Date of Award
Master of Arts
Dr. Lewis Walker
Masters Thesis-Open Access
This study used two contrasting theoretical perspectives in an assessment of college students' attitudes toward affirmative action policies for women and minorities. One perspective was Wellman's (1977) Interest Theory of Discrimination and the other one was based on the Minority Identity Development Model constructed by Atkinson, Morten and Sue ( 198 9) . Survey methods were utilized to gather data from 479 undergraduate students enrolled in a midwestern university. Following the development model, it was argued that white female students and black students (both males and females) would have favorable attitudes toward affirmative action policies because of their minority status. Conversely, following Wellman's "interest theory of discrimination," the attitudes of white male college students would be unfavorable toward affirmative action policies.
The minority identity/true consciousness perspective explains many, but not all, of this study' s findings. That the white female and black college students have not developed "true consciousness" regarding their mutual minority status is suggested by the data. Likewise, Wellman's (1977) interest theory was also useful in explaining some of the findings.

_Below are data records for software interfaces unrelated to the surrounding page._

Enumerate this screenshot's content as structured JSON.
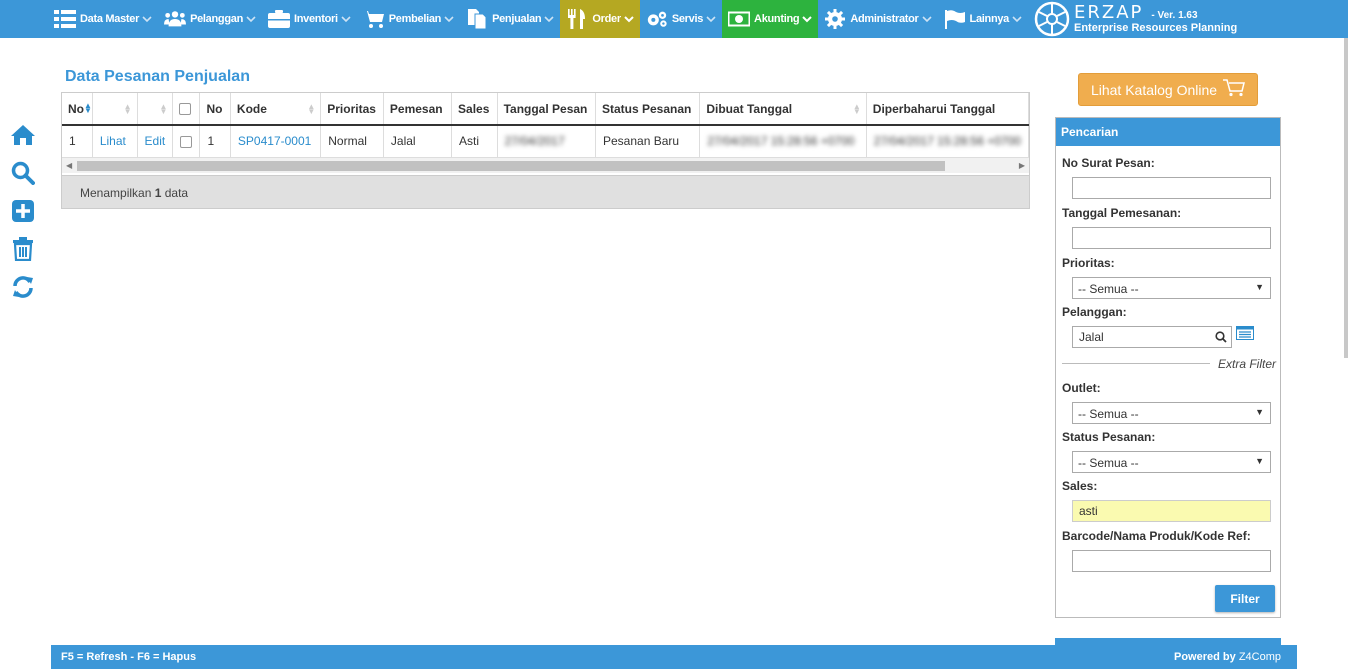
{
  "nav": {
    "items": [
      {
        "label": "Data Master"
      },
      {
        "label": "Pelanggan"
      },
      {
        "label": "Inventori"
      },
      {
        "label": "Pembelian"
      },
      {
        "label": "Penjualan"
      },
      {
        "label": "Order"
      },
      {
        "label": "Servis"
      },
      {
        "label": "Akunting"
      },
      {
        "label": "Administrator"
      },
      {
        "label": "Lainnya"
      }
    ],
    "brand_name": "ERZAP",
    "brand_version": "- Ver. 1.63",
    "brand_sub": "Enterprise Resources Planning",
    "colors": {
      "bar": "#3c97d8",
      "order": "#b5a822",
      "akunting": "#2db33e"
    }
  },
  "main": {
    "title": "Data Pesanan Penjualan",
    "columns": [
      "No",
      "",
      "",
      "",
      "No",
      "Kode",
      "Prioritas",
      "Pemesan",
      "Sales",
      "Tanggal Pesan",
      "Status Pesanan",
      "Dibuat Tanggal",
      "Diperbaharui Tanggal"
    ],
    "rows": [
      {
        "no": "1",
        "view": "Lihat",
        "edit": "Edit",
        "no2": "1",
        "kode": "SP0417-0001",
        "prioritas": "Normal",
        "pemesan": "Jalal",
        "sales": "Asti",
        "tanggal_pesan": "27/04/2017",
        "status": "Pesanan Baru",
        "dibuat": "27/04/2017 15:28:56 +0700",
        "diperbaharui": "27/04/2017 15:28:56 +0700"
      }
    ],
    "footer_prefix": "Menampilkan",
    "footer_count": "1",
    "footer_suffix": "data"
  },
  "sidebar": {
    "katalog_label": "Lihat Katalog Online",
    "panel_title": "Pencarian",
    "fields": {
      "no_surat": {
        "label": "No Surat Pesan:",
        "value": ""
      },
      "tanggal": {
        "label": "Tanggal Pemesanan:",
        "value": ""
      },
      "prioritas": {
        "label": "Prioritas:",
        "value": "-- Semua --"
      },
      "pelanggan": {
        "label": "Pelanggan:",
        "value": "Jalal"
      },
      "extra": "Extra Filter",
      "outlet": {
        "label": "Outlet:",
        "value": "-- Semua --"
      },
      "status": {
        "label": "Status Pesanan:",
        "value": "-- Semua --"
      },
      "sales": {
        "label": "Sales:",
        "value": "asti"
      },
      "barcode": {
        "label": "Barcode/Nama Produk/Kode Ref:",
        "value": ""
      }
    },
    "filter_label": "Filter"
  },
  "footer": {
    "shortcuts": "F5 = Refresh - F6 = Hapus",
    "powered_prefix": "Powered by",
    "powered_brand": "Z4Comp"
  }
}
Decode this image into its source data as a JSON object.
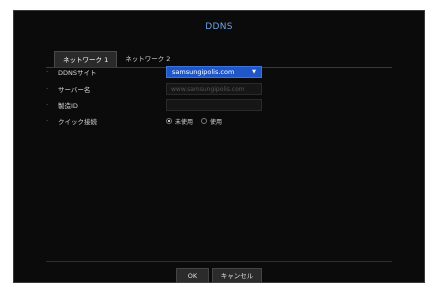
{
  "window": {
    "title": "DDNS"
  },
  "tabs": [
    {
      "label": "ネットワーク 1",
      "active": true
    },
    {
      "label": "ネットワーク 2",
      "active": false
    }
  ],
  "form": {
    "ddns_site": {
      "label": "DDNSサイト",
      "value": "samsungipolis.com"
    },
    "server_name": {
      "label": "サーバー名",
      "placeholder": "www.samsungipolis.com"
    },
    "product_id": {
      "label": "製造ID",
      "value": ""
    },
    "quick_connect": {
      "label": "クイック接続",
      "options": [
        "未使用",
        "使用"
      ],
      "selected": "未使用"
    }
  },
  "buttons": {
    "ok": "OK",
    "cancel": "キャンセル"
  },
  "colors": {
    "accent": "#1f57c8",
    "title": "#6aa3e8",
    "background": "#0b0b0b"
  }
}
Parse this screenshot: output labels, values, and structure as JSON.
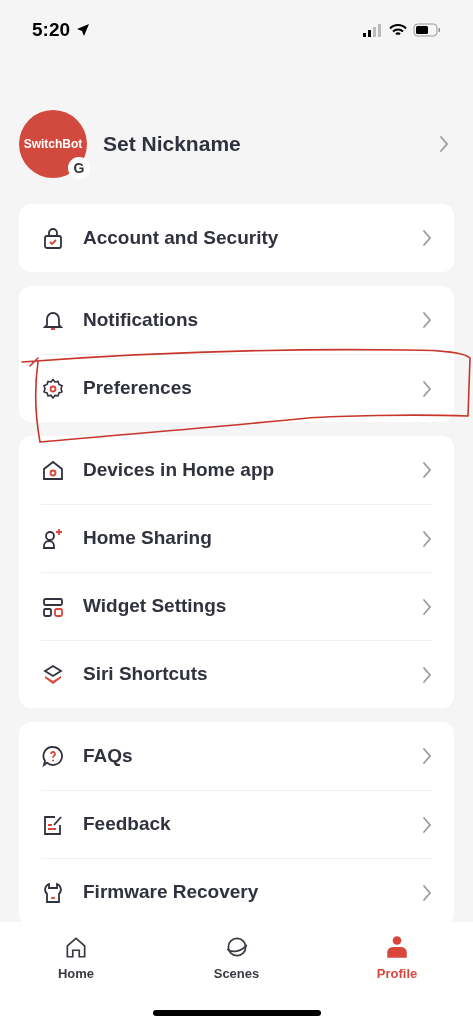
{
  "status_bar": {
    "time": "5:20"
  },
  "profile": {
    "avatar_text": "SwitchBot",
    "badge": "G",
    "nickname": "Set Nickname"
  },
  "groups": [
    {
      "items": [
        {
          "label": "Account and Security"
        }
      ]
    },
    {
      "items": [
        {
          "label": "Notifications"
        },
        {
          "label": "Preferences"
        }
      ]
    },
    {
      "items": [
        {
          "label": "Devices in Home app"
        },
        {
          "label": "Home Sharing"
        },
        {
          "label": "Widget Settings"
        },
        {
          "label": "Siri Shortcuts"
        }
      ]
    },
    {
      "items": [
        {
          "label": "FAQs"
        },
        {
          "label": "Feedback"
        },
        {
          "label": "Firmware Recovery"
        }
      ]
    }
  ],
  "tab_bar": [
    {
      "label": "Home",
      "selected": false
    },
    {
      "label": "Scenes",
      "selected": false
    },
    {
      "label": "Profile",
      "selected": true
    }
  ]
}
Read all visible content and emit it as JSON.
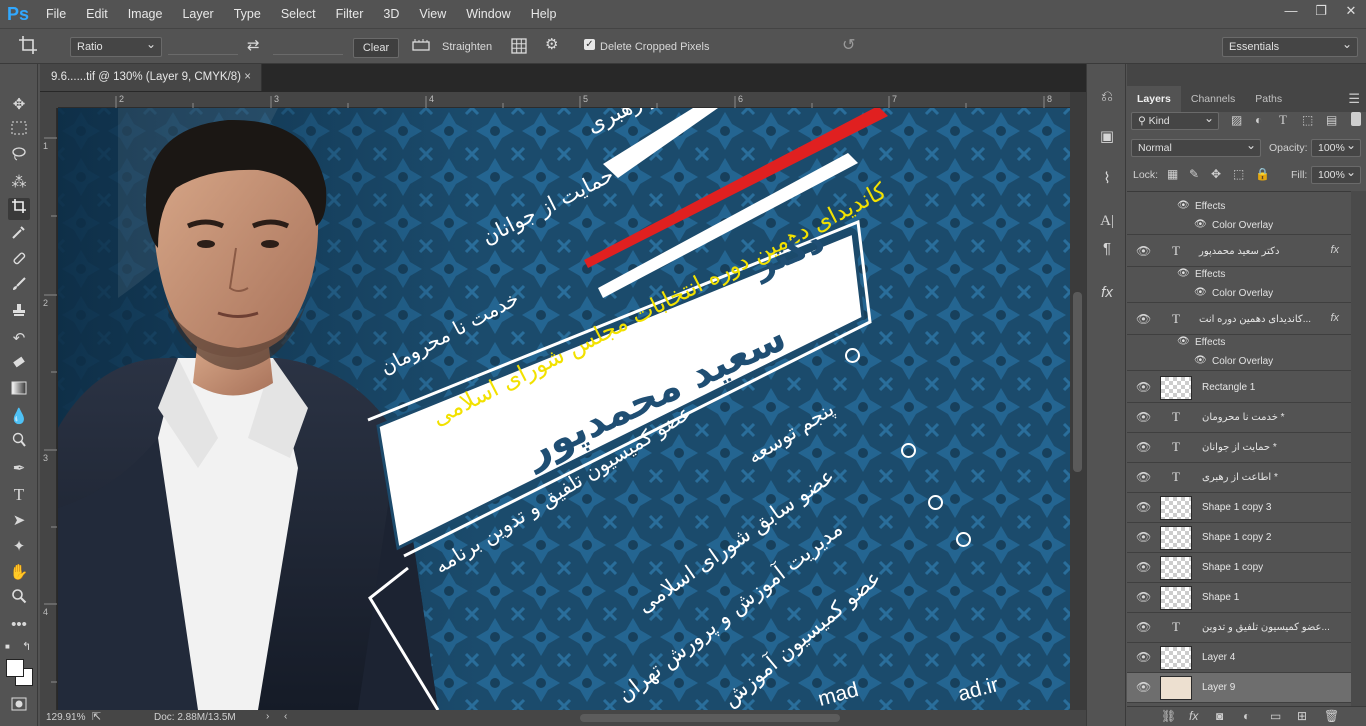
{
  "app": {
    "logo": "Ps"
  },
  "menu": [
    "File",
    "Edit",
    "Image",
    "Layer",
    "Type",
    "Select",
    "Filter",
    "3D",
    "View",
    "Window",
    "Help"
  ],
  "window_controls": {
    "minimize": "—",
    "restore": "❐",
    "close": "✕"
  },
  "options": {
    "ratio": "Ratio",
    "clear": "Clear",
    "straighten": "Straighten",
    "delete_cropped": "Delete Cropped Pixels",
    "workspace": "Essentials",
    "swap_icon": "⇄",
    "reset_icon": "↺"
  },
  "document": {
    "tab_title": "9.6......tif @ 130% (Layer 9, CMYK/8)",
    "close": "×",
    "ruler_h": [
      "2",
      "3",
      "4",
      "5",
      "6",
      "7",
      "8"
    ],
    "ruler_v": [
      "1",
      "2",
      "3",
      "4"
    ],
    "zoom": "129.91%",
    "doc_size": "Doc: 2.88M/13.5M"
  },
  "canvas_text": {
    "line1": "اطاعت از رهبری",
    "line2": "حمایت از جوانان",
    "line3": "خدمت نا محرومان",
    "candidate": "کاندیدای دهمین دوره انتخابات مجلس شورای اسلامی",
    "name_title": "دکتر",
    "name": "سعید محمدپور",
    "b1": "عضو کمیسیون تلفیق و تدوین برنامه",
    "b1b": "پنجم توسعه",
    "b2": "عضو سابق شورای اسلامی",
    "b3": "مدیریت آموزش و پرورش تهران",
    "b4": "عضو کمیسیون آموزش",
    "footer1": "mad",
    "footer2": "ad.ir"
  },
  "panel": {
    "tabs": [
      "Layers",
      "Channels",
      "Paths"
    ],
    "kind": "Kind",
    "blend": "Normal",
    "opacity_label": "Opacity:",
    "opacity": "100%",
    "lock_label": "Lock:",
    "fill_label": "Fill:",
    "fill": "100%"
  },
  "layers": [
    {
      "type": "sub",
      "label": "Effects"
    },
    {
      "type": "sub2",
      "label": "Color Overlay"
    },
    {
      "type": "text",
      "name": "دکتر سعید محمدپور",
      "fx": "fx"
    },
    {
      "type": "sub",
      "label": "Effects"
    },
    {
      "type": "sub2",
      "label": "Color Overlay"
    },
    {
      "type": "text",
      "name": "کاندیدای دهمین دوره انت...",
      "fx": "fx"
    },
    {
      "type": "sub",
      "label": "Effects"
    },
    {
      "type": "sub2",
      "label": "Color Overlay"
    },
    {
      "type": "raster",
      "name": "Rectangle 1"
    },
    {
      "type": "text",
      "name": "خدمت نا محرومان *"
    },
    {
      "type": "text",
      "name": "حمایت از جوانان *"
    },
    {
      "type": "text",
      "name": "اطاعت از رهبری *"
    },
    {
      "type": "shape",
      "name": "Shape 1 copy 3"
    },
    {
      "type": "shape",
      "name": "Shape 1 copy 2"
    },
    {
      "type": "shape",
      "name": "Shape 1 copy"
    },
    {
      "type": "shape",
      "name": "Shape 1"
    },
    {
      "type": "text",
      "name": "عضو کمیسیون تلفیق و تدوین..."
    },
    {
      "type": "raster",
      "name": "Layer 4"
    },
    {
      "type": "raster",
      "name": "Layer 9",
      "selected": true
    }
  ],
  "colors": {
    "accent": "#31a8ff",
    "canvas_bg": "#1c4a6b",
    "highlight_yellow": "#f2e100",
    "red_line": "#e02020"
  }
}
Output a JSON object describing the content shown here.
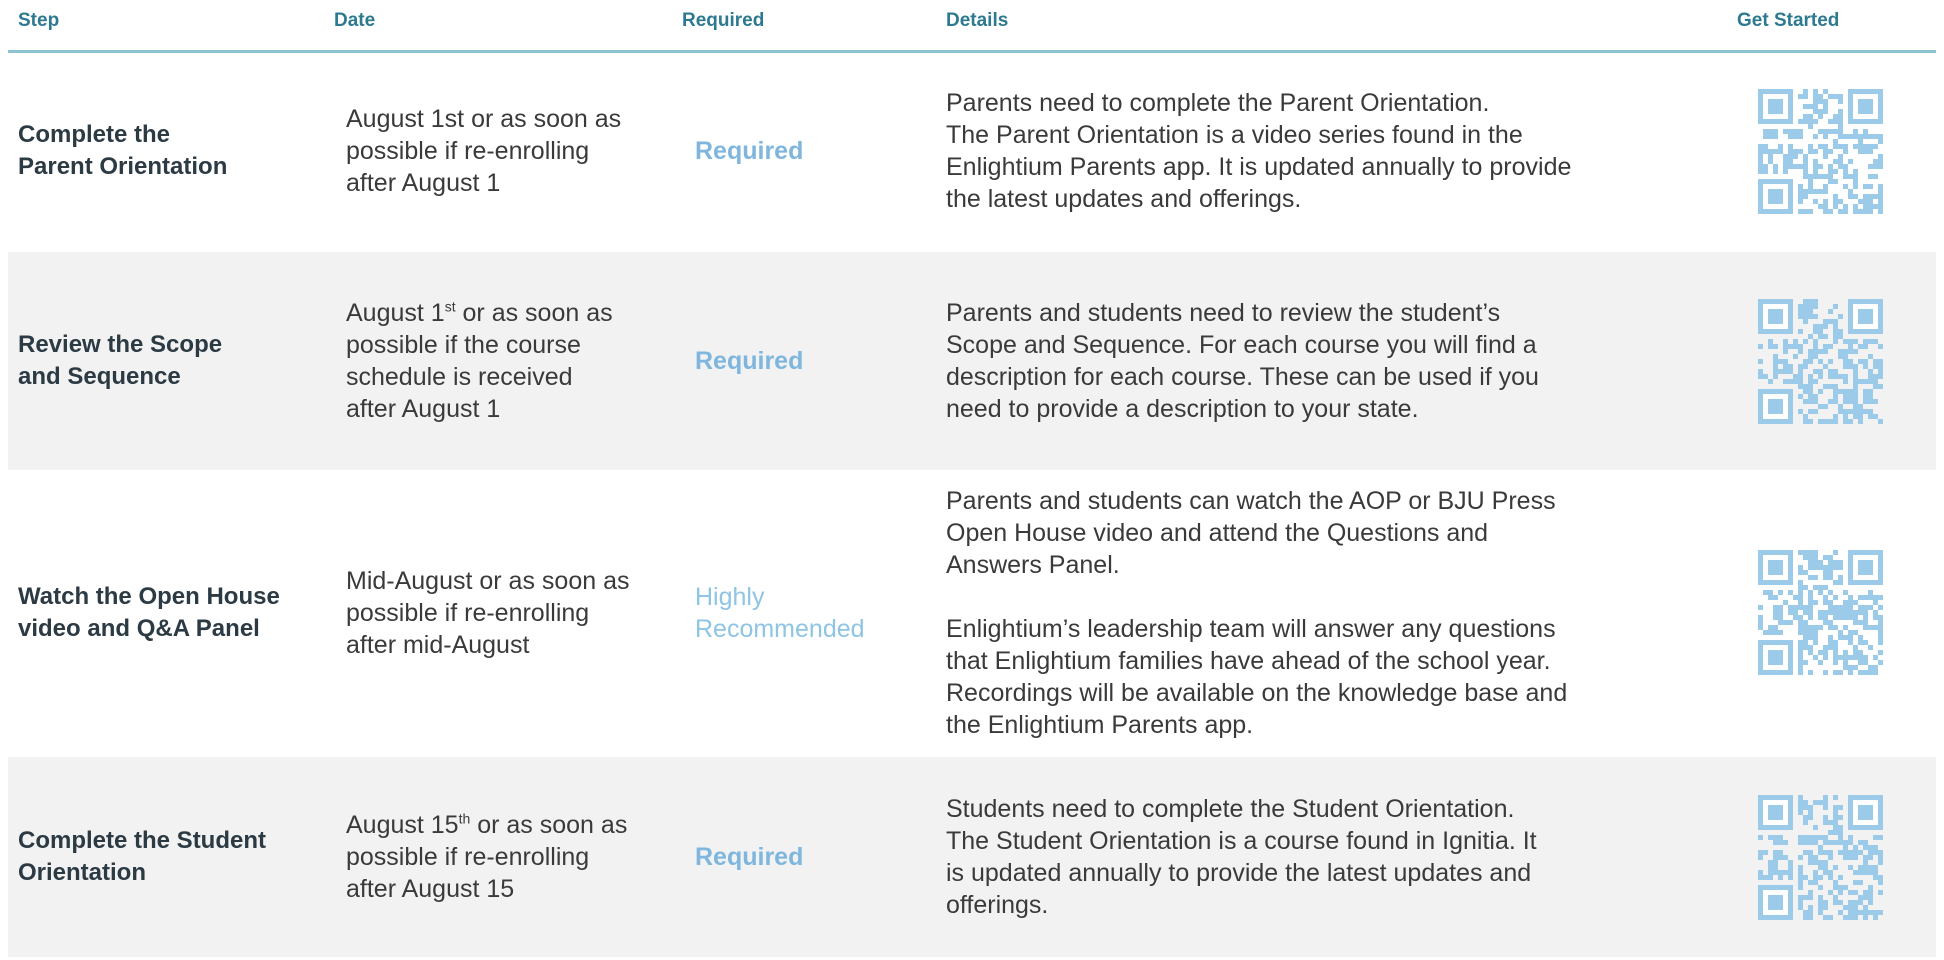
{
  "headers": {
    "step": "Step",
    "date": "Date",
    "required": "Required",
    "details": "Details",
    "get_started": "Get Started"
  },
  "rows": [
    {
      "step": [
        "Complete the",
        "Parent Orientation"
      ],
      "date_lines": [
        {
          "text": "August 1st or as soon as"
        },
        {
          "text": "possible if re-enrolling"
        },
        {
          "text": "after August 1"
        }
      ],
      "required": [
        "Required"
      ],
      "required_style": "bold",
      "details": [
        [
          "Parents need to complete the Parent Orientation.",
          "The Parent Orientation is a video series found in the",
          "Enlightium Parents app. It is updated annually to provide",
          "the latest updates and offerings."
        ]
      ],
      "qr_icon": "qr-code-icon"
    },
    {
      "step": [
        "Review the Scope",
        "and Sequence"
      ],
      "date_lines": [
        {
          "text": "August 1",
          "sup": "st",
          "after": " or as soon as"
        },
        {
          "text": "possible if the course"
        },
        {
          "text": "schedule is received"
        },
        {
          "text": "after August 1"
        }
      ],
      "required": [
        "Required"
      ],
      "required_style": "bold",
      "details": [
        [
          "Parents and students need to review the student’s",
          "Scope and Sequence. For each course you will find a",
          "description for each course. These can be used if you",
          "need to provide a description to your state."
        ]
      ],
      "qr_icon": "qr-code-icon"
    },
    {
      "step": [
        "Watch the Open House",
        "video and Q&A Panel"
      ],
      "date_lines": [
        {
          "text": "Mid-August or as soon as"
        },
        {
          "text": "possible if re-enrolling"
        },
        {
          "text": "after mid-August"
        }
      ],
      "required": [
        "Highly",
        "Recommended"
      ],
      "required_style": "light",
      "details": [
        [
          "Parents and students can watch the AOP or BJU Press",
          "Open House video and attend the Questions and",
          "Answers Panel."
        ],
        [
          "Enlightium’s leadership team will answer any questions",
          "that Enlightium families have ahead of the school year.",
          "Recordings will be available on the knowledge base and",
          "the Enlightium Parents app."
        ]
      ],
      "qr_icon": "qr-code-icon"
    },
    {
      "step": [
        "Complete the Student",
        "Orientation"
      ],
      "date_lines": [
        {
          "text": "August 15",
          "sup": "th",
          "after": " or as soon as"
        },
        {
          "text": "possible if re-enrolling"
        },
        {
          "text": "after August 15"
        }
      ],
      "required": [
        "Required"
      ],
      "required_style": "bold",
      "details": [
        [
          "Students need to complete the Student Orientation.",
          "The Student Orientation is a course found in Ignitia. It",
          "is updated annually to provide the latest updates and",
          "offerings."
        ]
      ],
      "qr_icon": "qr-code-icon"
    }
  ],
  "colors": {
    "header_text": "#2d7a90",
    "header_rule": "#8dc3d3",
    "required_text": "#7fb6de",
    "qr_color": "#9ccbe9",
    "shaded_row": "#f2f2f2"
  }
}
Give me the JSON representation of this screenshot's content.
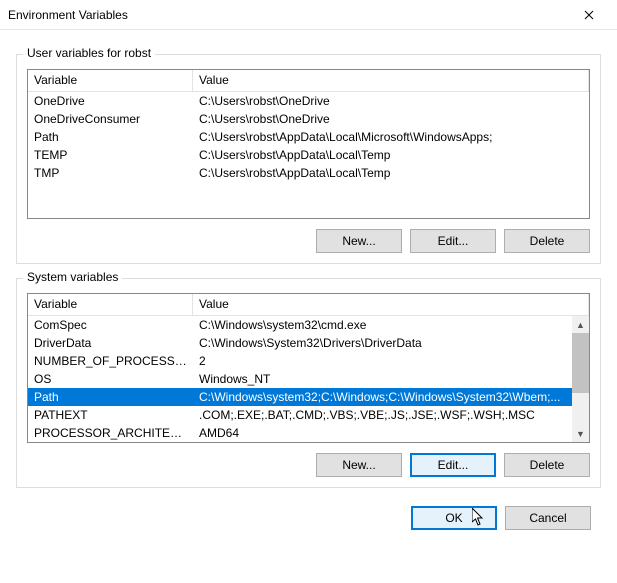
{
  "window": {
    "title": "Environment Variables"
  },
  "userVars": {
    "groupLabel": "User variables for robst",
    "headers": {
      "variable": "Variable",
      "value": "Value"
    },
    "rows": [
      {
        "name": "OneDrive",
        "value": "C:\\Users\\robst\\OneDrive"
      },
      {
        "name": "OneDriveConsumer",
        "value": "C:\\Users\\robst\\OneDrive"
      },
      {
        "name": "Path",
        "value": "C:\\Users\\robst\\AppData\\Local\\Microsoft\\WindowsApps;"
      },
      {
        "name": "TEMP",
        "value": "C:\\Users\\robst\\AppData\\Local\\Temp"
      },
      {
        "name": "TMP",
        "value": "C:\\Users\\robst\\AppData\\Local\\Temp"
      }
    ],
    "buttons": {
      "new": "New...",
      "edit": "Edit...",
      "delete": "Delete"
    }
  },
  "sysVars": {
    "groupLabel": "System variables",
    "headers": {
      "variable": "Variable",
      "value": "Value"
    },
    "selectedIndex": 4,
    "rows": [
      {
        "name": "ComSpec",
        "value": "C:\\Windows\\system32\\cmd.exe"
      },
      {
        "name": "DriverData",
        "value": "C:\\Windows\\System32\\Drivers\\DriverData"
      },
      {
        "name": "NUMBER_OF_PROCESSORS",
        "value": "2"
      },
      {
        "name": "OS",
        "value": "Windows_NT"
      },
      {
        "name": "Path",
        "value": "C:\\Windows\\system32;C:\\Windows;C:\\Windows\\System32\\Wbem;..."
      },
      {
        "name": "PATHEXT",
        "value": ".COM;.EXE;.BAT;.CMD;.VBS;.VBE;.JS;.JSE;.WSF;.WSH;.MSC"
      },
      {
        "name": "PROCESSOR_ARCHITECTURE",
        "value": "AMD64"
      }
    ],
    "buttons": {
      "new": "New...",
      "edit": "Edit...",
      "delete": "Delete"
    }
  },
  "footer": {
    "ok": "OK",
    "cancel": "Cancel"
  }
}
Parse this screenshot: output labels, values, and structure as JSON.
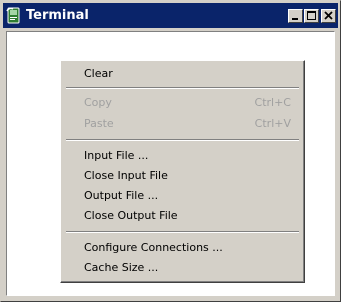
{
  "window": {
    "title": "Terminal",
    "icon": "terminal-app-icon",
    "buttons": [
      "minimize",
      "maximize",
      "close"
    ]
  },
  "menu": {
    "items": [
      {
        "label": "Clear",
        "shortcut": "",
        "enabled": true
      },
      {
        "label": "Copy",
        "shortcut": "Ctrl+C",
        "enabled": false
      },
      {
        "label": "Paste",
        "shortcut": "Ctrl+V",
        "enabled": false
      },
      {
        "label": "Input File ...",
        "shortcut": "",
        "enabled": true
      },
      {
        "label": "Close Input File",
        "shortcut": "",
        "enabled": true
      },
      {
        "label": "Output File ...",
        "shortcut": "",
        "enabled": true
      },
      {
        "label": "Close Output File",
        "shortcut": "",
        "enabled": true
      },
      {
        "label": "Configure Connections ...",
        "shortcut": "",
        "enabled": true
      },
      {
        "label": "Cache Size ...",
        "shortcut": "",
        "enabled": true
      }
    ]
  },
  "colors": {
    "titlebar": "#0a246a",
    "face": "#d4d0c8",
    "disabled_text": "#a0a0a0"
  }
}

Lee, John Porter, "Attitudes of College Students Toward Affirmative Action Policies for Women and Minorities" (1989). Masters Theses. 4065.